Why your rental property DIY fix-it jobs will no longer cut it
The changes to the Health & Safety at Work Act has had a major impact on anything deemed to be a ‘person conducting a business or undertaking’ (known as a PCBU). While such a description obviously includes all our work places, it also encompasses every rental property in New Zealand, regardless of it being managed by a property manager or being self-managed by the owner.
Impact on landlords
This means that your property manager, or you as an owner of a self-managed property, has the full health & safety responsibility of providing a safe work place.
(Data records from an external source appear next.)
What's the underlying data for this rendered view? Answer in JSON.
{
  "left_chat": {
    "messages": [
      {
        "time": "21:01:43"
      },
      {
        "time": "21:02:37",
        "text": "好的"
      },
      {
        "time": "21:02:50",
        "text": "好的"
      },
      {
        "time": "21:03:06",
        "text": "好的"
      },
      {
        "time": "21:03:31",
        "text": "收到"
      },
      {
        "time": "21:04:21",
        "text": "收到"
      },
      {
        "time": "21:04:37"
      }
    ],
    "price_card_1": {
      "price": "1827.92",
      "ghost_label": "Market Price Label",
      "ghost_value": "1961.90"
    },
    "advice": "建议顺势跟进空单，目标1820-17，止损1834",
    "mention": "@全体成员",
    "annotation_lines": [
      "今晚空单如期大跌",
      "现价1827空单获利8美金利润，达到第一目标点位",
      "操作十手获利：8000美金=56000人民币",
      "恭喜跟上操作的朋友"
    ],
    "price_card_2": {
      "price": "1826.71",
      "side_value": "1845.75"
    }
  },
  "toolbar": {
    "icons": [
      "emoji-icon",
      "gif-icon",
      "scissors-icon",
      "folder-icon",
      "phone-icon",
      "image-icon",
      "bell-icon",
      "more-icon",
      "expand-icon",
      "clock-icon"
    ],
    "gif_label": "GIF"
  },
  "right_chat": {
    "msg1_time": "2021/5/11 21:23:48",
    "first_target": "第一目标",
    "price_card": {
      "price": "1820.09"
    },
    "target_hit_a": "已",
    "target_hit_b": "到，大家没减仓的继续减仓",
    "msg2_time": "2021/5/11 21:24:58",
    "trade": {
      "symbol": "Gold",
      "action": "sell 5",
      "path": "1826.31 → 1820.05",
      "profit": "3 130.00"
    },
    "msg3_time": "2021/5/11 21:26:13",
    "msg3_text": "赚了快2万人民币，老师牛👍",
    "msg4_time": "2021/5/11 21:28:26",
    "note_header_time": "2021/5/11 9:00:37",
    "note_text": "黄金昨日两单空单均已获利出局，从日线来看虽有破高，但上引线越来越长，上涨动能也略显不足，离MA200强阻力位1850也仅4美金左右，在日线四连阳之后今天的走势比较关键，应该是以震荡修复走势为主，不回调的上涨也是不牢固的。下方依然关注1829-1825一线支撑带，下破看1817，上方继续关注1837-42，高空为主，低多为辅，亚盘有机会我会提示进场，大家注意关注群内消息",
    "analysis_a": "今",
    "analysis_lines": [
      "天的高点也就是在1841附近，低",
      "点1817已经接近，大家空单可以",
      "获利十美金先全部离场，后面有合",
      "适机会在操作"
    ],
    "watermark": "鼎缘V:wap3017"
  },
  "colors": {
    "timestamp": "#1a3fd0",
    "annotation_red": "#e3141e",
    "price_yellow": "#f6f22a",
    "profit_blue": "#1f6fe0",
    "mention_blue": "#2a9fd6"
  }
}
This responsibility extends to include any contractor, any owner performing any task at the property, and the tenant.
This does not necessarily mean you are responsible for the tenants every action, but it does include anything that may happen to the tenant through any action or lack of action of any of the other people performing work on your property.
Property owners that are managing their own properties may not be aware of how these legislative changes impact them, and may not be taking appropriate steps to ensure everyone working on their property is working safely.
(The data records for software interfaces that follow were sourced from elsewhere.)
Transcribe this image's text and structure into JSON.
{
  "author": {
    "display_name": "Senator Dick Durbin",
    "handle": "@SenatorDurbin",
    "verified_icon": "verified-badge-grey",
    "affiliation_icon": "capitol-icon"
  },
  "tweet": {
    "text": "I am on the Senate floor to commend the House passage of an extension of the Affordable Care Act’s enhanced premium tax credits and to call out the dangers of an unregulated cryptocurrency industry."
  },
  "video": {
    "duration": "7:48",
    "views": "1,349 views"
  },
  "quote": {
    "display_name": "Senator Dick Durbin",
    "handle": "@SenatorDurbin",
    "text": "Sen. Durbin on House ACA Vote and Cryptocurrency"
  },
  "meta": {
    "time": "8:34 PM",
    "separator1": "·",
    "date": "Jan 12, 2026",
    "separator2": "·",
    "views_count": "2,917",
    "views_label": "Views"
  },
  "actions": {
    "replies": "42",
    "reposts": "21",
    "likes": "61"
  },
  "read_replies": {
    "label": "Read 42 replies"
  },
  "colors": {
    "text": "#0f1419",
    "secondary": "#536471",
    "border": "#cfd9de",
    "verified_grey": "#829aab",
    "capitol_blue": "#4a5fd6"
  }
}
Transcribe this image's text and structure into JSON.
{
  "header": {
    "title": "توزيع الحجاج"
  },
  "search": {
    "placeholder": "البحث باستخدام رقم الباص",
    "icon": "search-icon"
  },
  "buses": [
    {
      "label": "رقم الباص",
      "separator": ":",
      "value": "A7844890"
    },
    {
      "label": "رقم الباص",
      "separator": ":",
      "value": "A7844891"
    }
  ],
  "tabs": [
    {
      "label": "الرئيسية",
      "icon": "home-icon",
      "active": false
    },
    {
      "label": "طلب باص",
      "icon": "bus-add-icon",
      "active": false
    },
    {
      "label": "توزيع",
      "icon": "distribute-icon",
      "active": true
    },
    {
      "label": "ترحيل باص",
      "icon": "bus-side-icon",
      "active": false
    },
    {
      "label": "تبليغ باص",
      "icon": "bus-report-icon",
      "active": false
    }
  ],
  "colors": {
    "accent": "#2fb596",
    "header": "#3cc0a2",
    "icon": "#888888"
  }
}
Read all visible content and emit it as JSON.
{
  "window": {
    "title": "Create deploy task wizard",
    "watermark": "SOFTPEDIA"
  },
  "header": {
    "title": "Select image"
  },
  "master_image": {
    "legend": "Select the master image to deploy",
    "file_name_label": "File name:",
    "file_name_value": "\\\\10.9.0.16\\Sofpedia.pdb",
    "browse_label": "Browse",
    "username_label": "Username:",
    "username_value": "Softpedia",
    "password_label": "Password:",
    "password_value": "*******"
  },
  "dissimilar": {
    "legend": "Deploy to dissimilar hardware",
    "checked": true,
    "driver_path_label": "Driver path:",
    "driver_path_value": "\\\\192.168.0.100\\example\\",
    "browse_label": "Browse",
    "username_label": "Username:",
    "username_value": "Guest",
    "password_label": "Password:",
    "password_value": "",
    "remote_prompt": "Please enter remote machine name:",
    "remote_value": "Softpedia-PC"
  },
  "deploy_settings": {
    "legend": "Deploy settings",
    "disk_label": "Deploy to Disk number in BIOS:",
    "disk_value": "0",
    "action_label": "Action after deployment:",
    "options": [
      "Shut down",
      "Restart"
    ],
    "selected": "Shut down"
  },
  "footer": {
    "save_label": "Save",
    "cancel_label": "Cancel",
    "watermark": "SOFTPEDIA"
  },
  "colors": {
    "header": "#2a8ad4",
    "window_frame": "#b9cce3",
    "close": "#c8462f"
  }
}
It’s also now incredible risky (from a health & safety perspective) to ask your mates or family to perform maintenance work on your property. You could be facing serious fines if there is an accident, so the costs savings just aren’t worth it.
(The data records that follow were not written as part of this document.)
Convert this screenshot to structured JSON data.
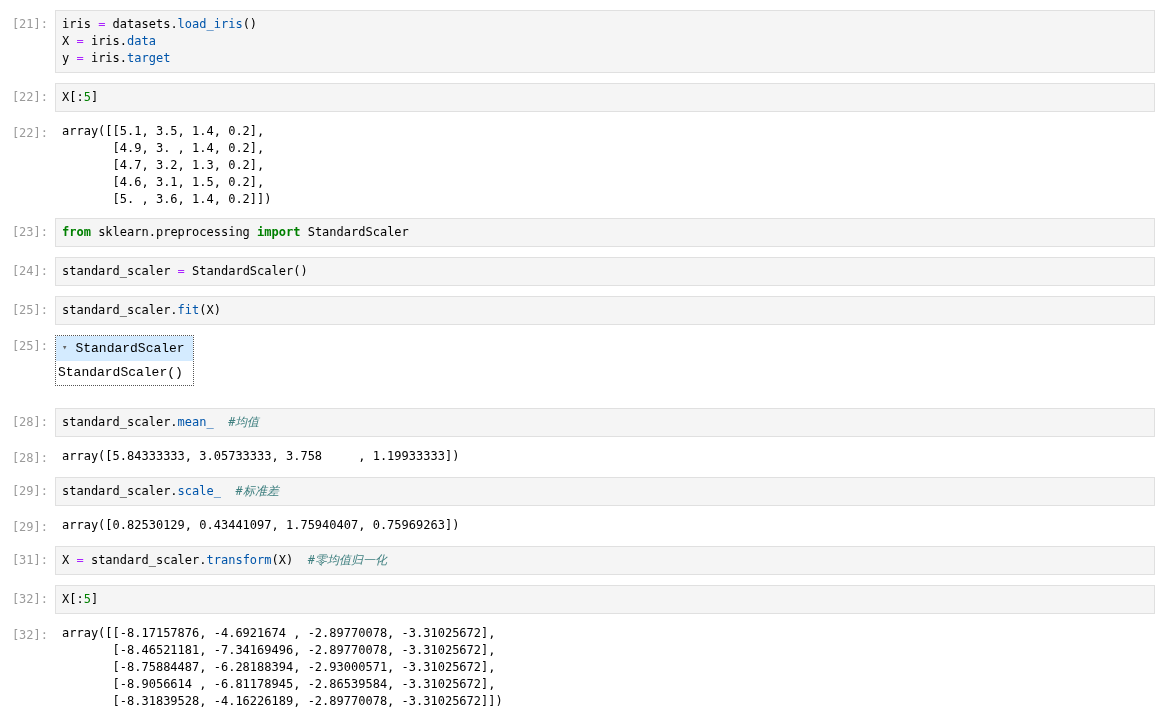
{
  "cells": [
    {
      "kind": "input",
      "prompt": "[21]:",
      "lines": [
        [
          {
            "text": "iris ",
            "kind": "plain"
          },
          {
            "text": "=",
            "kind": "op"
          },
          {
            "text": " datasets.",
            "kind": "plain"
          },
          {
            "text": "load_iris",
            "kind": "prop"
          },
          {
            "text": "()",
            "kind": "plain"
          }
        ],
        [
          {
            "text": "X ",
            "kind": "plain"
          },
          {
            "text": "=",
            "kind": "op"
          },
          {
            "text": " iris.",
            "kind": "plain"
          },
          {
            "text": "data",
            "kind": "prop"
          }
        ],
        [
          {
            "text": "y ",
            "kind": "plain"
          },
          {
            "text": "=",
            "kind": "op"
          },
          {
            "text": " iris.",
            "kind": "plain"
          },
          {
            "text": "target",
            "kind": "prop"
          }
        ]
      ]
    },
    {
      "kind": "input",
      "prompt": "[22]:",
      "lines": [
        [
          {
            "text": "X[:",
            "kind": "plain"
          },
          {
            "text": "5",
            "kind": "num"
          },
          {
            "text": "]",
            "kind": "plain"
          }
        ]
      ]
    },
    {
      "kind": "output",
      "prompt": "[22]:",
      "text": [
        "array([[5.1, 3.5, 1.4, 0.2],",
        "       [4.9, 3. , 1.4, 0.2],",
        "       [4.7, 3.2, 1.3, 0.2],",
        "       [4.6, 3.1, 1.5, 0.2],",
        "       [5. , 3.6, 1.4, 0.2]])"
      ]
    },
    {
      "kind": "input",
      "prompt": "[23]:",
      "lines": [
        [
          {
            "text": "from",
            "kind": "kw"
          },
          {
            "text": " sklearn.preprocessing ",
            "kind": "plain"
          },
          {
            "text": "import",
            "kind": "kw"
          },
          {
            "text": " StandardScaler",
            "kind": "plain"
          }
        ]
      ]
    },
    {
      "kind": "input",
      "prompt": "[24]:",
      "lines": [
        [
          {
            "text": "standard_scaler ",
            "kind": "plain"
          },
          {
            "text": "=",
            "kind": "op"
          },
          {
            "text": " StandardScaler()",
            "kind": "plain"
          }
        ]
      ]
    },
    {
      "kind": "input",
      "prompt": "[25]:",
      "lines": [
        [
          {
            "text": "standard_scaler.",
            "kind": "plain"
          },
          {
            "text": "fit",
            "kind": "prop"
          },
          {
            "text": "(X)",
            "kind": "plain"
          }
        ]
      ]
    },
    {
      "kind": "estimator",
      "prompt": "[25]:",
      "toggle": "▾",
      "title": "StandardScaler",
      "expanded": true,
      "body": "StandardScaler()"
    },
    {
      "kind": "input",
      "prompt": "[28]:",
      "lines": [
        [
          {
            "text": "standard_scaler.",
            "kind": "plain"
          },
          {
            "text": "mean_",
            "kind": "prop"
          },
          {
            "text": "  #均值",
            "kind": "comment"
          }
        ]
      ]
    },
    {
      "kind": "output",
      "prompt": "[28]:",
      "text": [
        "array([5.84333333, 3.05733333, 3.758     , 1.19933333])"
      ]
    },
    {
      "kind": "input",
      "prompt": "[29]:",
      "lines": [
        [
          {
            "text": "standard_scaler.",
            "kind": "plain"
          },
          {
            "text": "scale_",
            "kind": "prop"
          },
          {
            "text": "  #标准差",
            "kind": "comment"
          }
        ]
      ]
    },
    {
      "kind": "output",
      "prompt": "[29]:",
      "text": [
        "array([0.82530129, 0.43441097, 1.75940407, 0.75969263])"
      ]
    },
    {
      "kind": "input",
      "prompt": "[31]:",
      "lines": [
        [
          {
            "text": "X ",
            "kind": "plain"
          },
          {
            "text": "=",
            "kind": "op"
          },
          {
            "text": " standard_scaler.",
            "kind": "plain"
          },
          {
            "text": "transform",
            "kind": "prop"
          },
          {
            "text": "(X)  ",
            "kind": "plain"
          },
          {
            "text": "#零均值归一化",
            "kind": "comment"
          }
        ]
      ]
    },
    {
      "kind": "input",
      "prompt": "[32]:",
      "lines": [
        [
          {
            "text": "X[:",
            "kind": "plain"
          },
          {
            "text": "5",
            "kind": "num"
          },
          {
            "text": "]",
            "kind": "plain"
          }
        ]
      ]
    },
    {
      "kind": "output",
      "prompt": "[32]:",
      "text": [
        "array([[-8.17157876, -4.6921674 , -2.89770078, -3.31025672],",
        "       [-8.46521181, -7.34169496, -2.89770078, -3.31025672],",
        "       [-8.75884487, -6.28188394, -2.93000571, -3.31025672],",
        "       [-8.9056614 , -6.81178945, -2.86539584, -3.31025672],",
        "       [-8.31839528, -4.16226189, -2.89770078, -3.31025672]])"
      ]
    }
  ]
}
Contractors performing work on your property may also be increasing their charges to cover the costs of complying with the new changes – so your property maintenance costs could increase.
Impact on property managers
Property managers should now be updating policies on health & safety to ensure contractors working on your property are following the right processes and are working as safe as they can be at all times.
The changes may also see a shift of more Mum and Dad property investors moving to have their properties managed for them to reduce their risk of getting it wrong.
The impact on tenants
It’s unlikely that tenants will see rents rise from these changes so the impact is minimal if not non-existent. It’s the recent amendments to the Residential Tenancies Act around insulation standards that may have the greatest impact – but more on that later.